The reason why I wanted to join community legal centres is I feel social workers don’t get enough legal training. Clients are often presenting with complex problems, often intertwined with legal concerns. This reiterates to me the importance of an integrated and why social workers are important in that integrated practice. 

I look forward to being able to go out to the clinics that Homeless Persons Legal Service does when I stop working from home. So far, it’s been a really positive experience, and I look forward to learning more along the way. 

Charmaine Jones is the project officer for StreetCare, Public Interest Advocacy Centre's Homeless Persons Legal Service’s consumer advisory committee. The role focuses on supporting a team of people with lived experiences of homelessness to be effective advocates and advisors to government. Charmaine is supervising Krystal during her cadetship. 

Since we’ve had social work students, including through the First Nations Cadetship Program, we’ve been trying to develop an service model with legal and socio integration. As anyone who’s worked in any community setting will understand, people don’t suffer legal issues in isolation, often there are complex mechanisms at play at different levels in their lives. The cadetship I think is a fabulous opportunity. It would be great to see more social workers in a legal setting, so it’s been really fabulous having Krystal here. 

Alongside another social work student, we’ve had Krystal working with clients that have been referred by the lawyers for various reasons. That might be help with Centrelink, housing applications, finding a medical service, or any number of the kind of social issues that people might arise. 

We’ve been really happy to have Krystal here with us, and I think the cadetship is a great program. It’d be great to see it continue year after year. 

About the First Nations Cadetship Program

Photo of Bobbi Murray

Bobbi Murray is a Baakantji woman and the program administrator of the First Nations Cadetship Program, which is in its Inaugural year in 2022. The program is aimed at First Nations students studying in their final two years of their degree of either Law, Communications or Social Work.

Students are seconded to work in a community legal centre of their choosing (from a list of eligible community legal centres) to gain valuable on-the-ground skills and experience that will assist them to successfully employment in the community legal sector. 

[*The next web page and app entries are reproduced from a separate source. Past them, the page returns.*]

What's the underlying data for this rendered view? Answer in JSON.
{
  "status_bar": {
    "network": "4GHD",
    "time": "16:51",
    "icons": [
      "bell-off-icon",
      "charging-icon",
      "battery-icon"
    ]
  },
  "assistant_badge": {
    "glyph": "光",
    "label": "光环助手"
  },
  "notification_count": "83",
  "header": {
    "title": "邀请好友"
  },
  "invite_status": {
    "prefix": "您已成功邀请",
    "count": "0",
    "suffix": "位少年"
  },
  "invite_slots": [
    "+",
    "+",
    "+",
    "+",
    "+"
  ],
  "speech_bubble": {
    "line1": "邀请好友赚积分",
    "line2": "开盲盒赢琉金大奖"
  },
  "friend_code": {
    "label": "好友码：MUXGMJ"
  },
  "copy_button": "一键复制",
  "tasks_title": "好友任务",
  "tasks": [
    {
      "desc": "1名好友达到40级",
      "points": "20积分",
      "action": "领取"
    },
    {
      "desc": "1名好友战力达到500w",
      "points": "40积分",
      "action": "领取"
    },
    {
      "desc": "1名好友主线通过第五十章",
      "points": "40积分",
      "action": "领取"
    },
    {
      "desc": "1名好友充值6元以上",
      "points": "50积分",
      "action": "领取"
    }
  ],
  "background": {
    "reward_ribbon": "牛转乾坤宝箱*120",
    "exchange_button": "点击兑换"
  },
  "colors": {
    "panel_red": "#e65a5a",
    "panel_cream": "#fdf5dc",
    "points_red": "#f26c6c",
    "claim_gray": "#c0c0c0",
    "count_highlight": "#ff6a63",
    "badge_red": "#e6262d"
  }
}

This program has been a huge success thus far, with cadets gaining experience in other states, participation on important research papers, attending outreach clinics, and developing relationships with partners, pro-bonos and clients that is essential to community legal centres. 

This is a 2 day a week commitment of our cadets that are placed in a centre for 6 months at a time so they can broaden their experience and skills in different areas.  They are encouraged to do six months in a specialist centre and six months in a generalist centre.  Cadets are mentored by inhouse Aboriginal staff of the host CLC and/or CLCNSW Aboriginal Action Group (AAG).  The program is flexible and supports the cadets and centres to work together help cadets though to completion of their degree. 

Expressions of interest

If your community legal centre is interested in hosting a cadet and you have some work that may be of particular interest, apply today to be placed on the eligibility list.

Contact me via or call 02 9212 7333 and press 9 for my extension to have a conversation about eligibility.

Download information about the First Nations Cadetship, including eligibility (for community legal centres) »

Fill out an expression of interest form (for community legal centres) »  

The First Nations Cadetship Program is funded by the NSW Government and supported by Attorney General Mark Speakman.